Information provided
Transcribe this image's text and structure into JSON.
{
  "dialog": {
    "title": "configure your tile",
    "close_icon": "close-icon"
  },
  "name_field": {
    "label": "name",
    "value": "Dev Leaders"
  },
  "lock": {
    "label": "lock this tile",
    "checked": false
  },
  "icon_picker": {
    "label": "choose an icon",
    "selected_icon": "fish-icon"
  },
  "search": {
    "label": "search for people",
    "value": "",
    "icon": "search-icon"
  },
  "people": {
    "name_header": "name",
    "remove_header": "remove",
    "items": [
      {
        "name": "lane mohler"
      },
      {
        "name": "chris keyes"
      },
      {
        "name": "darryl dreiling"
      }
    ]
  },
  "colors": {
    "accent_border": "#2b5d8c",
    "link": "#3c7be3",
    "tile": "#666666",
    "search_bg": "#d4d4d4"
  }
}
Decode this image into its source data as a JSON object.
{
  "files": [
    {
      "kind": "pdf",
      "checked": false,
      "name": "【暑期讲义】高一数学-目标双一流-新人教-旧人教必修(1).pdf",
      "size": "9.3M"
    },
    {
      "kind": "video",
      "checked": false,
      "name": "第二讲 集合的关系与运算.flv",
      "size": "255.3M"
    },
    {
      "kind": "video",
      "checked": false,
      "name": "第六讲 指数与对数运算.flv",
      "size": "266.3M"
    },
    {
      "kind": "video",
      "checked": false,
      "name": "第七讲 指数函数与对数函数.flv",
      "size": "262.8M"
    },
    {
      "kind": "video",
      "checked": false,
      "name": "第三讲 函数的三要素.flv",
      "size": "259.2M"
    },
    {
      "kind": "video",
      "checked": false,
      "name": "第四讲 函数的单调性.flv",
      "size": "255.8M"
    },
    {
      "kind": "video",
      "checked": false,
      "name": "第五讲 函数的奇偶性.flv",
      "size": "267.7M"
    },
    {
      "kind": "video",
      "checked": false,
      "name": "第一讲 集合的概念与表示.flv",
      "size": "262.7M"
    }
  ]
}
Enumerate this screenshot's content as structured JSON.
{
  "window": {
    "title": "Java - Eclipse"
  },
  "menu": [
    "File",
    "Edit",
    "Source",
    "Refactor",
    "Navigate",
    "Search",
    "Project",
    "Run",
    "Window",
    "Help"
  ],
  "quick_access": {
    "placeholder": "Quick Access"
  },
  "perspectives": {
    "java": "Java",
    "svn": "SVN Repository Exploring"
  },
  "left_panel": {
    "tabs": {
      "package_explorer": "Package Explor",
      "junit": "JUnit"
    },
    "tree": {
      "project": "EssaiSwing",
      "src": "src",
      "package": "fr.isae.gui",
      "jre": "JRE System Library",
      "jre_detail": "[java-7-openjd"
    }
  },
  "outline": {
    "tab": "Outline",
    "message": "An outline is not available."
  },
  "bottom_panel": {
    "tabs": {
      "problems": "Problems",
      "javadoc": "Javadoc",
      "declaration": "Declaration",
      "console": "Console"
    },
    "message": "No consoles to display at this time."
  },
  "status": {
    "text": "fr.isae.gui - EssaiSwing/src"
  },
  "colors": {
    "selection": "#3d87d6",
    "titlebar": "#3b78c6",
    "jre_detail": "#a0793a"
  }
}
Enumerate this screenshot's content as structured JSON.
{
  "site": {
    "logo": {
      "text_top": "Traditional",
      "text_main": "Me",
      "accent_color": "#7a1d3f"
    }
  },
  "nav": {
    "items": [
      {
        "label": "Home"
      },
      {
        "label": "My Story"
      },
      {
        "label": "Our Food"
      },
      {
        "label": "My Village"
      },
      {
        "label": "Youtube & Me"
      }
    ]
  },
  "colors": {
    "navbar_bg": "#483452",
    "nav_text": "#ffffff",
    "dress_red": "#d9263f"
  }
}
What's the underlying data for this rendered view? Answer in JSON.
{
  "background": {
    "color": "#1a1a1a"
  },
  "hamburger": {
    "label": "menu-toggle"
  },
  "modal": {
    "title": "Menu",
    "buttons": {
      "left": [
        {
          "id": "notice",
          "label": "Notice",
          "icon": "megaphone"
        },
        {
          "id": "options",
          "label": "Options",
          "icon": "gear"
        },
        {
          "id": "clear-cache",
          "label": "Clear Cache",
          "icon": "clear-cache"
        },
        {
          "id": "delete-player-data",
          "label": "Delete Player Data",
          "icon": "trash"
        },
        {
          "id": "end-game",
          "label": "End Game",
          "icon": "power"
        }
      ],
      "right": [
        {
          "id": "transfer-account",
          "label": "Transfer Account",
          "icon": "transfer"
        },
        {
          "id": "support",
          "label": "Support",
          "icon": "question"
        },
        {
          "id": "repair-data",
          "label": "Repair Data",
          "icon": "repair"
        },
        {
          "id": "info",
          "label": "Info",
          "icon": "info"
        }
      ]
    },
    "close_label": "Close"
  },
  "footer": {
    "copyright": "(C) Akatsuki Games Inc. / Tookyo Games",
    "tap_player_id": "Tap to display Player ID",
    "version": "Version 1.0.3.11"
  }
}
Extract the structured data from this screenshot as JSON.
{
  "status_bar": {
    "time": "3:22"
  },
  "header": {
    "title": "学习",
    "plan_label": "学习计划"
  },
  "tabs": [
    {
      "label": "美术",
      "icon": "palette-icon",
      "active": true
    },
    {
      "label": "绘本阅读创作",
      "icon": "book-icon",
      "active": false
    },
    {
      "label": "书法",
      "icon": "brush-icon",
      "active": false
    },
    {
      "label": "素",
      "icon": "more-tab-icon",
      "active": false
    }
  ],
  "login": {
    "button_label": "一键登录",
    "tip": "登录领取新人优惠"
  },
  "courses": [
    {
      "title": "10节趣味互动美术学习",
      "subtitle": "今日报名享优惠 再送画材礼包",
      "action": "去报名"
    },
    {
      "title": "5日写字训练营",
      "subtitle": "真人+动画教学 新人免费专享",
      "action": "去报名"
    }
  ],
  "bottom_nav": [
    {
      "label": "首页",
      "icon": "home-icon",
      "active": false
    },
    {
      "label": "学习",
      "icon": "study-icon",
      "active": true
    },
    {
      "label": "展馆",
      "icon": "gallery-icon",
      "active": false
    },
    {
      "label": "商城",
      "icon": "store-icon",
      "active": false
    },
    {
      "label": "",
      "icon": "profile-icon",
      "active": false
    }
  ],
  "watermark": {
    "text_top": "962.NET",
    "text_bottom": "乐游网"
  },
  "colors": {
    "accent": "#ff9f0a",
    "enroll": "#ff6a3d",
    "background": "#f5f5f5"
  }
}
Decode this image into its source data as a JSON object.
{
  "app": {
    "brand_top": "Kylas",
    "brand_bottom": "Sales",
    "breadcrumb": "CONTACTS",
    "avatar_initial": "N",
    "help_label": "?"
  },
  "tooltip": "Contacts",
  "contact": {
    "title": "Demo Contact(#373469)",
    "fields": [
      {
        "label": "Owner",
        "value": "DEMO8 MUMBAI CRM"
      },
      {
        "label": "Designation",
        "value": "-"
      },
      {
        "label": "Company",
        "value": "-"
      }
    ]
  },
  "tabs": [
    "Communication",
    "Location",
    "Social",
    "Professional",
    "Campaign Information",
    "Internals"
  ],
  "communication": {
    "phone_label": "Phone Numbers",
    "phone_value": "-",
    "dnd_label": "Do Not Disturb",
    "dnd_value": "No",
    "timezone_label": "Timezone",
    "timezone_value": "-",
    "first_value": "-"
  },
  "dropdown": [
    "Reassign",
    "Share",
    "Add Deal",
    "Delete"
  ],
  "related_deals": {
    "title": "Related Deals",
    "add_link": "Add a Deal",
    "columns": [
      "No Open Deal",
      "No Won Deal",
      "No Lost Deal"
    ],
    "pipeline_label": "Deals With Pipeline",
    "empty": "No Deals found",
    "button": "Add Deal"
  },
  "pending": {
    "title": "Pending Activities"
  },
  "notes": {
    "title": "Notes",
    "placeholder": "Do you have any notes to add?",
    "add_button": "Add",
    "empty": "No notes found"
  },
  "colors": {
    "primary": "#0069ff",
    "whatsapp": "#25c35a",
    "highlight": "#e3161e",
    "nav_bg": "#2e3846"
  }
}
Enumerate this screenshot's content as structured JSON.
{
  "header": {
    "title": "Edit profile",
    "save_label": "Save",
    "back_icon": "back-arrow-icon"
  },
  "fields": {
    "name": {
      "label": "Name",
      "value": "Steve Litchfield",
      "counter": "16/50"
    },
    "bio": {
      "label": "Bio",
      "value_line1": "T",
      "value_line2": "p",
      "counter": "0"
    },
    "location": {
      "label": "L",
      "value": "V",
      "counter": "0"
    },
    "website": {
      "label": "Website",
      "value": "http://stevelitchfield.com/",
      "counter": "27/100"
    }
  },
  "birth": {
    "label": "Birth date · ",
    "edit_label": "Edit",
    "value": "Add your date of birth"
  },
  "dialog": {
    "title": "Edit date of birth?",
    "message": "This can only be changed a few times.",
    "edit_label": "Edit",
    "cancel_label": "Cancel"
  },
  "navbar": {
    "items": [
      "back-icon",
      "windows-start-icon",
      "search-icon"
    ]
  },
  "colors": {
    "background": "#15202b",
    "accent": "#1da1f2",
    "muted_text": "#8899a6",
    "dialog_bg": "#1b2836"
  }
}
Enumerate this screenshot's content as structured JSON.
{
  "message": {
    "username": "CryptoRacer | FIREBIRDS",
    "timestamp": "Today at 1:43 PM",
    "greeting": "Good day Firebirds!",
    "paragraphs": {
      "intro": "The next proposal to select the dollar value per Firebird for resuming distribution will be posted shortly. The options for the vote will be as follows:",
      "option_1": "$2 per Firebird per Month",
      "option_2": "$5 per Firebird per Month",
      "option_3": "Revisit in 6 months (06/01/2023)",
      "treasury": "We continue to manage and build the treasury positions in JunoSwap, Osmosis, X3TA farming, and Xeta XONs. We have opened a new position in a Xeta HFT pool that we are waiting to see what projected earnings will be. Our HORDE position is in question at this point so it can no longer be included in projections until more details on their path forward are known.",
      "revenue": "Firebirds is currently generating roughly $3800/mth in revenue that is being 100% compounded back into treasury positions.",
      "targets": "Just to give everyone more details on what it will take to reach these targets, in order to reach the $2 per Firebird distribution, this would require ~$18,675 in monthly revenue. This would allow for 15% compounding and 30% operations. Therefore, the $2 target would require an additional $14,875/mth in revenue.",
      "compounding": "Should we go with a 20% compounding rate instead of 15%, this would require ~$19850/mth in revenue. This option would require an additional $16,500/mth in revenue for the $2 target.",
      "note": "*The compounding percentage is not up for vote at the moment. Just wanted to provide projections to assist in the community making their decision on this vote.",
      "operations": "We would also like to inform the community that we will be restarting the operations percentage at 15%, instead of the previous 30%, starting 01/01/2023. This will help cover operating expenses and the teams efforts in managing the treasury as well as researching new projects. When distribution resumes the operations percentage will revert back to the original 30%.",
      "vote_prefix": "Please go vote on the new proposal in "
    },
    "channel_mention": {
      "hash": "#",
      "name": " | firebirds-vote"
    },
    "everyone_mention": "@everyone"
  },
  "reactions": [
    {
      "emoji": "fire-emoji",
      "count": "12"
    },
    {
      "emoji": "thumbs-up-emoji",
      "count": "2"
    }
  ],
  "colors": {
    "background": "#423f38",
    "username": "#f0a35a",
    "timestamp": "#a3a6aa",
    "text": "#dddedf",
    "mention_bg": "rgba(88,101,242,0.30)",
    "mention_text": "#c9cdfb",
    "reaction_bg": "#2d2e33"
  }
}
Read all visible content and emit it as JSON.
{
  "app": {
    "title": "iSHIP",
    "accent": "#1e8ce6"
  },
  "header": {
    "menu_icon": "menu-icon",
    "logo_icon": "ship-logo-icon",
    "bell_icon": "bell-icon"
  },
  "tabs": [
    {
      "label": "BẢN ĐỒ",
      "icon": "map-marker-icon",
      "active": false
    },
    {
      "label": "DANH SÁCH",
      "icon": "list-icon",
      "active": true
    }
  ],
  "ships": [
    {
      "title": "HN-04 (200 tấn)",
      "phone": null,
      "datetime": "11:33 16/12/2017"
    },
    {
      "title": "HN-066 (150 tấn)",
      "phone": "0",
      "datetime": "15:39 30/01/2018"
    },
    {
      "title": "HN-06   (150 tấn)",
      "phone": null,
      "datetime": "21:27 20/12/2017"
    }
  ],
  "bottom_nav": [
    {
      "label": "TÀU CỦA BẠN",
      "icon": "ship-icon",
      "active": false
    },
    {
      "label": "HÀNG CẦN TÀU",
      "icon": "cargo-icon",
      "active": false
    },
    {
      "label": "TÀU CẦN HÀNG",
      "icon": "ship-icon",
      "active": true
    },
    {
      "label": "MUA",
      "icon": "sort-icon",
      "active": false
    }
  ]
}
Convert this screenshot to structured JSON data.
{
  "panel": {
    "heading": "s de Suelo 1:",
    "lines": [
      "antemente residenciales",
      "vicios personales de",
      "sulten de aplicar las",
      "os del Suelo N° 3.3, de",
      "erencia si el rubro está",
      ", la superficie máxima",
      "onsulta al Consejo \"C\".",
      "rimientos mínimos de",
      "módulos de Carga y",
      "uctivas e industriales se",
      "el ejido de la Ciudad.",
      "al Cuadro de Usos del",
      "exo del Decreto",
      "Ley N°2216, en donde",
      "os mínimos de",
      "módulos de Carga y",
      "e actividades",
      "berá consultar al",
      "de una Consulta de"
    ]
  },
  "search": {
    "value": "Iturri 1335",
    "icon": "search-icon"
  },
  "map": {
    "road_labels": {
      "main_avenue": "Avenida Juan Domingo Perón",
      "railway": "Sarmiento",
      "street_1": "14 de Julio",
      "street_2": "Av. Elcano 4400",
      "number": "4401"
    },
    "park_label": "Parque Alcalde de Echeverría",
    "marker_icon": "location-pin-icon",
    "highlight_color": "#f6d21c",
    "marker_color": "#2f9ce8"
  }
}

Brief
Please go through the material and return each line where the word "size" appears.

Final answer
      "size": "9.3M"
      "size": "255.3M"
      "size": "266.3M"
      "size": "262.8M"
      "size": "259.2M"
      "size": "255.8M"
      "size": "267.7M"
      "size": "262.7M"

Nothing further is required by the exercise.